◆ **Exercise objective**
Pick out and copy every line below that has the word "name".

◆ **Data supplied**
+++++
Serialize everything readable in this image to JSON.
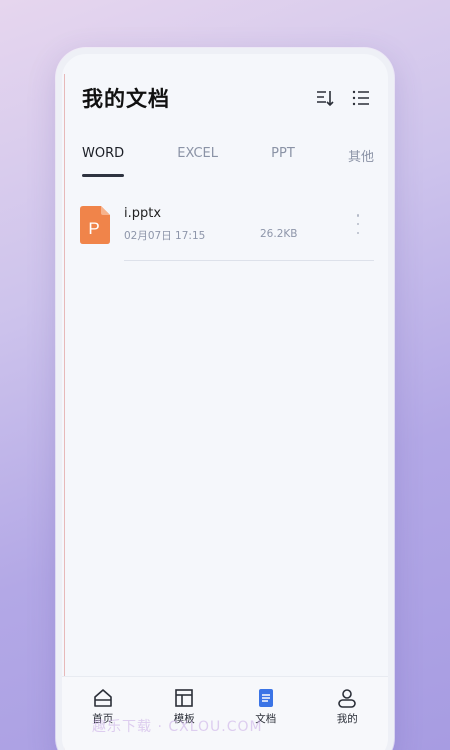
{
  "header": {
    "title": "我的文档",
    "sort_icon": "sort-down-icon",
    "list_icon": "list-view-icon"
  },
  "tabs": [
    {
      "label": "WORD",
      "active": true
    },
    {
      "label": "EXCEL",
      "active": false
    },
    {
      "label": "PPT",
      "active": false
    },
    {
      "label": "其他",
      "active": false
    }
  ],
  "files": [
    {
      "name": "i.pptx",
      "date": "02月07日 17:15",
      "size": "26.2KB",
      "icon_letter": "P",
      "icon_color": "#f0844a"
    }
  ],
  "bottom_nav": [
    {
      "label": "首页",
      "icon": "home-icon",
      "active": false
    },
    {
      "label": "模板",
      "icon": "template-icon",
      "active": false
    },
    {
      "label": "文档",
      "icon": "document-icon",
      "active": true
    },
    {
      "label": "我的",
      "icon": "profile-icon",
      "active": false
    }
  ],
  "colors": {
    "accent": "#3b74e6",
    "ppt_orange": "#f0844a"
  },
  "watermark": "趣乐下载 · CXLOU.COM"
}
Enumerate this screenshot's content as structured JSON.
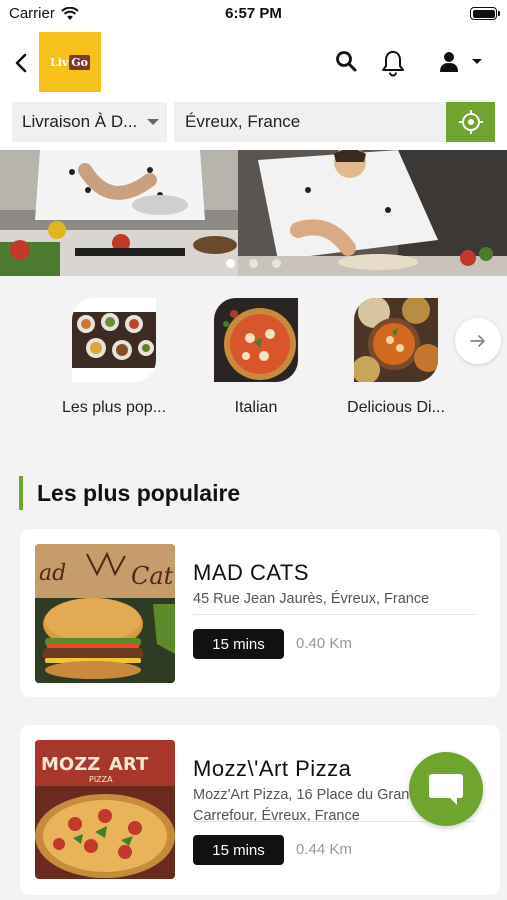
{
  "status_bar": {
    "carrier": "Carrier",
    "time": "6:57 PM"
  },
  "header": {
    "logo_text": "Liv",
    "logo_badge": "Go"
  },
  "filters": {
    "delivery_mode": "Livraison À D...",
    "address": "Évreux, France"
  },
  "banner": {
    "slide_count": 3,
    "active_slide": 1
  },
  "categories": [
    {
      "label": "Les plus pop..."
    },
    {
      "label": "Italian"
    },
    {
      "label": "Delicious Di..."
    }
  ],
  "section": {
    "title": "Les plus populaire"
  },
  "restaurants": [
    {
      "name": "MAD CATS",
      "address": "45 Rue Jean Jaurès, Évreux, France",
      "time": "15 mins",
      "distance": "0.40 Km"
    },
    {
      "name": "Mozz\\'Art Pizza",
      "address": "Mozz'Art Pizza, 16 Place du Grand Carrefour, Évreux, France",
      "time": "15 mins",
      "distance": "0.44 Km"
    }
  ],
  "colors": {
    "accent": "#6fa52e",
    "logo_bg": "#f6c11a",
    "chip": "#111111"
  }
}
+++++
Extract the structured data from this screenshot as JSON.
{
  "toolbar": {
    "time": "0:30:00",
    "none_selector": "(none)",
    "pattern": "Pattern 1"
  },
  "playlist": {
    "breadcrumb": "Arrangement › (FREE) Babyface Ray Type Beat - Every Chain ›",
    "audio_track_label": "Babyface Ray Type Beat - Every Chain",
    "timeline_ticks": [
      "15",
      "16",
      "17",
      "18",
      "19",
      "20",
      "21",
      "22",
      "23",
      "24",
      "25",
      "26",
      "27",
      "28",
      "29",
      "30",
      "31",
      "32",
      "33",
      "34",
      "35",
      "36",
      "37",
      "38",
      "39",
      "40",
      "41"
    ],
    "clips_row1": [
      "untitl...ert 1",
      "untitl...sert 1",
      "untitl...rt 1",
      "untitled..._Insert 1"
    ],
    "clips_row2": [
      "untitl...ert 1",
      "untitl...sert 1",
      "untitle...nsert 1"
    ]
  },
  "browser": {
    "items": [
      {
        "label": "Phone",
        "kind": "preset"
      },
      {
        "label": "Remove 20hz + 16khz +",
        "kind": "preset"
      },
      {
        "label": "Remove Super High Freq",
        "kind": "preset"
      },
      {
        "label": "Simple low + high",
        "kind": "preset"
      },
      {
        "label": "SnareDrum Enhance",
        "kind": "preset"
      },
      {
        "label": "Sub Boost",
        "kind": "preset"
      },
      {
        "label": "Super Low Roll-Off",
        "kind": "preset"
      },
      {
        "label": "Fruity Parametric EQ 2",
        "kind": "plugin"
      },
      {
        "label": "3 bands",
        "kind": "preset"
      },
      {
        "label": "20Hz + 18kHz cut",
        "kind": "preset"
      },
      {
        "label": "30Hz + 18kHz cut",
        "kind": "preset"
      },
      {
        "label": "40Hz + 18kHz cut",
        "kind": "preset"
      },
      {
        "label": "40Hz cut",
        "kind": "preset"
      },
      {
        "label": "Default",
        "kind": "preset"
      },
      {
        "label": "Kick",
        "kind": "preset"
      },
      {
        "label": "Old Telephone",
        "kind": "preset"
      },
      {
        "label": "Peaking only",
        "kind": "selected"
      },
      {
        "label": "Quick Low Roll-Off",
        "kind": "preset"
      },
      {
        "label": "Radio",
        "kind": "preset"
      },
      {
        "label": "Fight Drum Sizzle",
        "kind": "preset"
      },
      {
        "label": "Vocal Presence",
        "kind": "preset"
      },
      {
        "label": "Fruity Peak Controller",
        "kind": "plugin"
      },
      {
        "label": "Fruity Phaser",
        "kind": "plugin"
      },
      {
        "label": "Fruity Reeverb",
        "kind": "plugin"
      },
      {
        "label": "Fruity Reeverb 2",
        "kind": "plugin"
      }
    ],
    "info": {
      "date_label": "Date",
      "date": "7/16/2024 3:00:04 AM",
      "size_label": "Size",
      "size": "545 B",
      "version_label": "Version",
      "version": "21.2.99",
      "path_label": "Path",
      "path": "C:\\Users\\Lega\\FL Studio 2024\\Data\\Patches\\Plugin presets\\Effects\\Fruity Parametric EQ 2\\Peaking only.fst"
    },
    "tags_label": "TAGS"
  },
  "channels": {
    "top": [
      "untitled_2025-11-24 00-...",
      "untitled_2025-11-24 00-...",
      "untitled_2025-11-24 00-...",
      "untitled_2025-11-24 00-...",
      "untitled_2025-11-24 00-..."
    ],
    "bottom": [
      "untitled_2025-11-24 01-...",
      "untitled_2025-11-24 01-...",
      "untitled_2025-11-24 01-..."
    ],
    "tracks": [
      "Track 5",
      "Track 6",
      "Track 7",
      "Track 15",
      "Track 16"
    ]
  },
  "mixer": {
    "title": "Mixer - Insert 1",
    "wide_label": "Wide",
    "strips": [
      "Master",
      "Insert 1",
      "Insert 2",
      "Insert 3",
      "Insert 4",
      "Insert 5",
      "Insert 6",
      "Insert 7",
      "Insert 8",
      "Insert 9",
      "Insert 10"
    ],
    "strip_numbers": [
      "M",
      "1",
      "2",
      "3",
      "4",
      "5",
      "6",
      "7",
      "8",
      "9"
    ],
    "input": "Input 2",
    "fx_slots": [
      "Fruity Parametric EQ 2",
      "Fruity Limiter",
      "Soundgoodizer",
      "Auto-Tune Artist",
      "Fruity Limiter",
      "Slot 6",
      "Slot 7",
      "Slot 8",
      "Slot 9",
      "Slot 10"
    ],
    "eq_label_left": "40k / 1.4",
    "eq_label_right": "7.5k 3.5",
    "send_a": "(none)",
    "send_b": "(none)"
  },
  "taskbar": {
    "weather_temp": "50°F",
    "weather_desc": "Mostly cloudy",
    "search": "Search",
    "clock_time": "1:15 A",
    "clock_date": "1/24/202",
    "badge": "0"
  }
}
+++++
◆ **Task output**
      "name": "i.pptx",
      "name": "MAD CATS",
      "name": "Mozz\\'Art Pizza",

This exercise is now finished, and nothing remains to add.